Ed Husain insists: "There are a lot of Muslims who agree with us. A lot. But they're frightened. They see what's happened to us – the hassle, the slander, the death threats – and they think: it's not worth it. But you know what? When I first spoke out, I was alone. I had no idea that, a year on, there would be this number of people speaking out, and many more who are just offering resources and support. Once a truth is spoken, it takes on its own life."

IV. Not Strawberry Season

Anjem Choudhary waves his hand angrily through the air, and says that in the world he wants to create, the people I have been interviewing will be put to death. "They are apostates. I don't consider [them] to be Muslim in any sense of the word," he says. "Everybody knows the punishment for apostasy." My facial muscles must involuntarily react, because he leans forward and asks suspiciously: "Are you Jewish?"

Anjem is one of the last of the famous Islamists from the 1990s still walking London's streets, free and furious. A decade ago, this city hosted a stream of fanatical Muslims who kept cropping up in the tabloid press as semi-comic pantomime villains. But gradually, one by one, they have been deported or arrested, leaving Anjem as their final public face. He has said the Pope and the Mohamed cartoonists should be executed, and has lauded the 7/7 bombers as "the Fantastic Four."

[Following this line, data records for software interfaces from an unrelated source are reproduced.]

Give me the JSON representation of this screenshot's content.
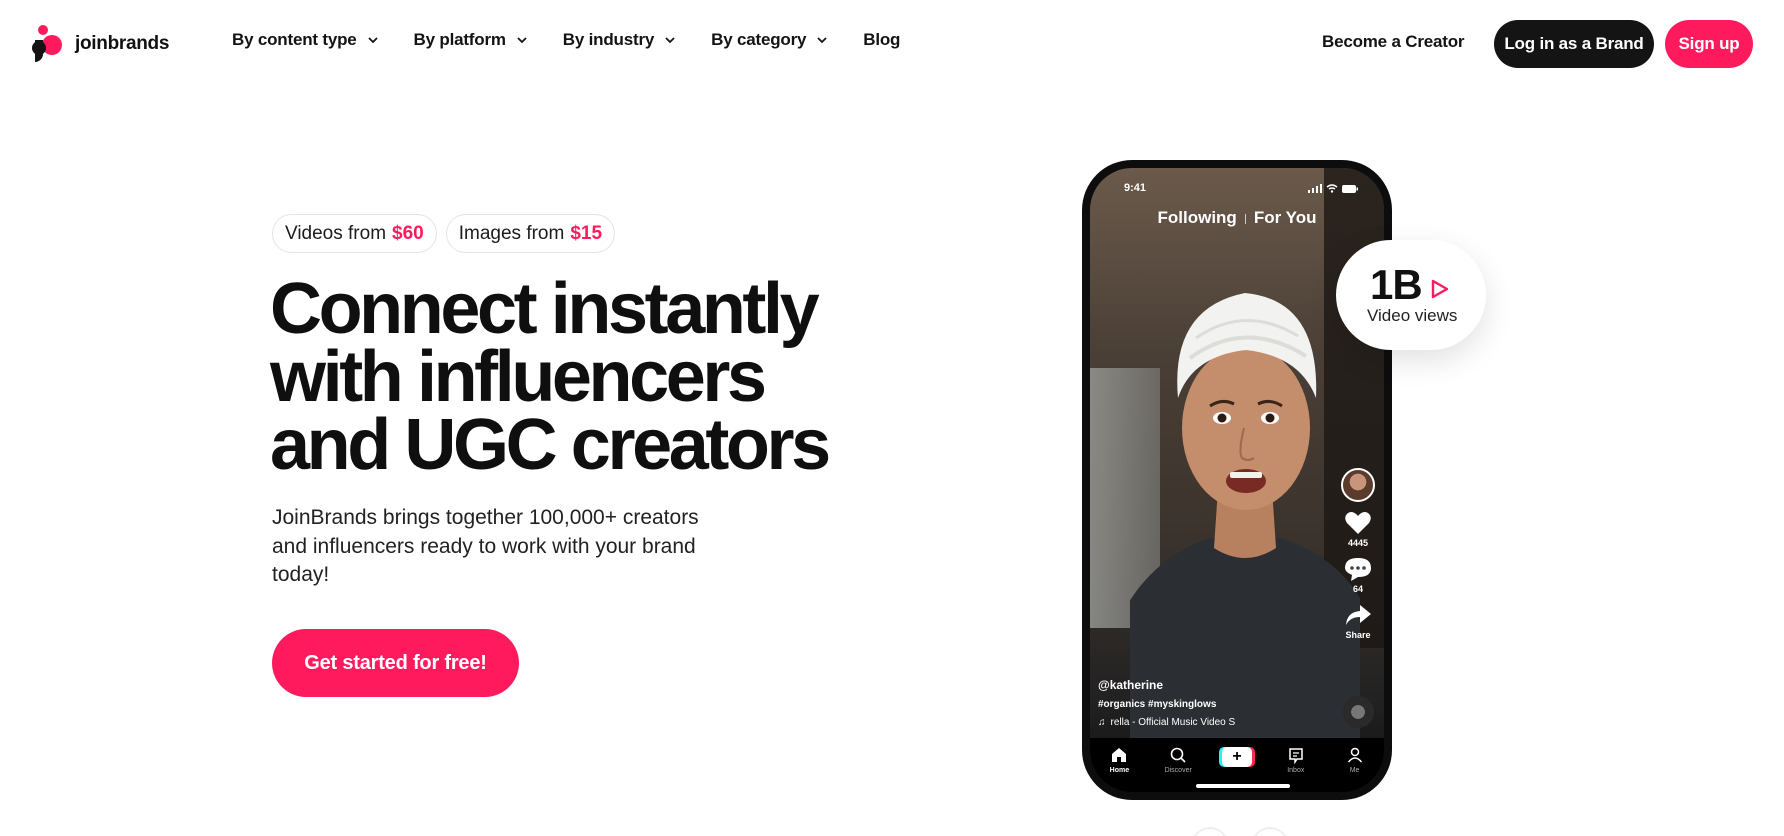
{
  "brand": {
    "name": "joinbrands",
    "accent": "#ff1a5e",
    "dark": "#141414"
  },
  "nav": {
    "items": [
      {
        "label": "By content type",
        "has_dropdown": true
      },
      {
        "label": "By platform",
        "has_dropdown": true
      },
      {
        "label": "By industry",
        "has_dropdown": true
      },
      {
        "label": "By category",
        "has_dropdown": true
      },
      {
        "label": "Blog",
        "has_dropdown": false
      }
    ],
    "creator_link": "Become a Creator",
    "login_button": "Log in as a Brand",
    "signup_button": "Sign up"
  },
  "hero": {
    "pills": [
      {
        "text": "Videos from",
        "price": "$60"
      },
      {
        "text": "Images from",
        "price": "$15"
      }
    ],
    "headline_lines": [
      "Connect instantly",
      "with influencers",
      "and UGC creators"
    ],
    "subtext": "JoinBrands brings together 100,000+ creators and influencers ready to work with your brand today!",
    "cta": "Get started for free!"
  },
  "phone": {
    "time": "9:41",
    "tabs": [
      "Following",
      "For You"
    ],
    "likes": "4445",
    "comments": "64",
    "share": "Share",
    "username": "@katherine",
    "hashtags": "#organics #myskinglows",
    "music": "rella - Official Music Video S",
    "tabbar": [
      "Home",
      "Discover",
      "",
      "Inbox",
      "Me"
    ]
  },
  "stats": {
    "value": "1B",
    "label": "Video views"
  }
}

I wanted to see what the people the ex-jihadis have left behind make of them – and to sense if they are seen as a real threat. Anjem suggests meeting me in the Desert Rose Café in Leyton, not far from Usama's mosque. The 41-year-old lives here on social security benefits, paid for by a populace he believes should – in large measure – be lashed, stoned or burned in the hellfires. A long beard covers his chubby face, and long white robes cover his swollen form. I was surprised he agreed to meet me. He rarely speaks to print journalists. The last time he did, he stormed out, accusing the reporter of being a paedophile.

He immediately launches into a lecture about how the ex-Islamists are all liars and charlatans. They are "government bandits, set up by them and funded by them to do their dirty work within the [Muslim] community ... They were never actually practising! They were ignorant of Islam."

When I read him statements by ex-Islamists, he spits: "This is heresy ... The Muslim must submit to the sharia in all of his life. If I start to say things like, 'I don't believe the sharia needs to be implemented,' then that's tantamount to denying the message of Mohamed ... To say that any part of the Koran is not relevant nowadays is a clear statement of apostasy."

Taking any part of the Koran as metaphor will, he warns, cause the text to turn to dust in their hands. "I can't pick and choose what I like from the scripture. This is not strawberry season, where you can pick your own strawberries. You abide by whatever Allah brought in the final revelation with the example of the Prophet. And if there's something that you don't like, then you need to correct your own emotions and desires to make sure they're in line with the sharia."